Z
MCN Blogs

By DP30 david@thehotbuttonl.com

DP/30: Django Unchained, re-recording mixers Mike Minkler & Tony Lamberti and production sound mixer Mark Ulano

If you want perspective on how Tarantino works, these guys offer a lot, above and beyond their own work on this and other QT films.

3 Responses to “DP/30: Django Unchained, re-recording mixers Mike Minkler & Tony Lamberti and production sound mixer Mark Ulano”

  1. Not David Bordwell says:

    To hell with the digital age, can you image these guys working for George Stevens?

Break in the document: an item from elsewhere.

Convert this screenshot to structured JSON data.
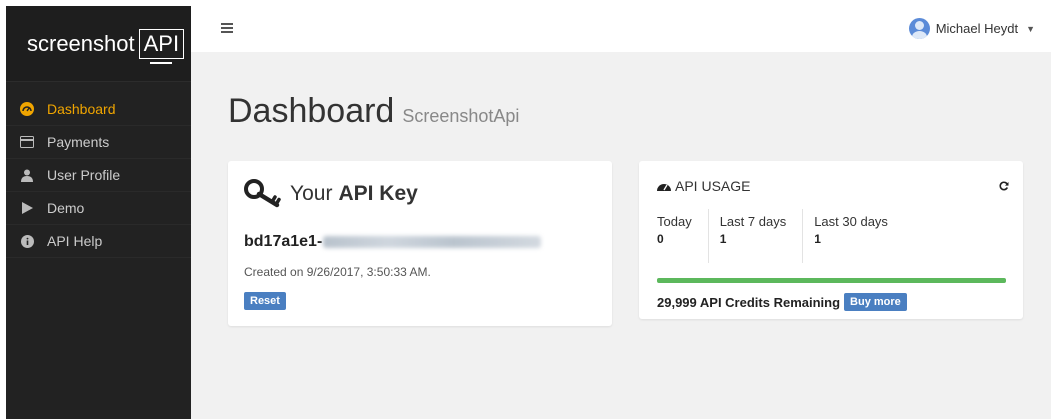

    Also interesting to hear Samuel L. Jackson saying the same exact thing about directors who film for coverage because they can’t make a choice to serve their own vision. Reminds me of ALL THAT JAZZ, where Joe Gideon can’t stop editing his Lenny Bruce routines and keeps kicking himself that he didn’t have tighter rein on his actor.

    OTOH, isn’t that how Hal Ashby worked?

  2. PastePotPete says:

    Different directors have different philosophies. Look at Kubrick. He shot tons of footage to have editing choices. He thought the real art was in the editing.

    Poland, btw, I’m not sure how popular this segment has been but I enjoyed it a great deal. Thank you for posting it, I’d enjoy seeing more below the line people on these DP30s.

  3. John McCain says:

    ‘Different directors have different philosophies. Look at Kubrick. He shot tons of footage to have editing choices. He thought the real art was in the editing.’

    That’s editing. Not directing.

Leave a Reply

The Hot Blog

Z

Quote Unquotesee all »

“Women’s power is too potent to waste on selfies… Truly dangerous women aren’t looking for dates or husbands, and they do not travel in packs. They rarely have many female friends. Their register is either universal, or intensely personal. They play mind games and make promises. Whether they deliver or not remains a secret, and secrets are essential to seduction. The Web has eroded every notion of privacy and stolen the real power of women: the threat of mystery itself.  “I can see you’re trouble” was once the biggest compliment a man could pay a woman. There was going to be a dark spiral into the whirlpool of sex; there were going to be tears on both sides, secrets and regrets, scandal. Today, everyone is trouble.”
~ Joan Juliet Buck in “W”

“You have to watch the end of the show to see how I feel—I mean, kids are a wonderment. I am quite fond of most of the young people in ‘The Slap,’ actually; it’s the grown-ups who have so much to learn. But to think of ‘The Slap’ as being a critique of contemporary parenting would be to miss the point. Like saying Birdman is about a life in the theater, instead of about a vast pool of narcissism that, again, denudes all grace until all you have is blistered (male) rage and bruised egos. I can’t speak to helicopter parents, but I sure do know a lot about not waking up every day and counting your goddamn blessings, and how fucking toxic that is. And that’s what I see all around me, a kind of spiritual autism, a narcissism of small things, and that’s ‘The Slap.’ Argh. But I like to think that it’s not immutable, that there are still synaptic charges toward doing the right thing, that we are capable of recognition—and being better. I think it’s about what happens when kindness is obliterated by desire.”
~ Jon Robin Baitz

Z Z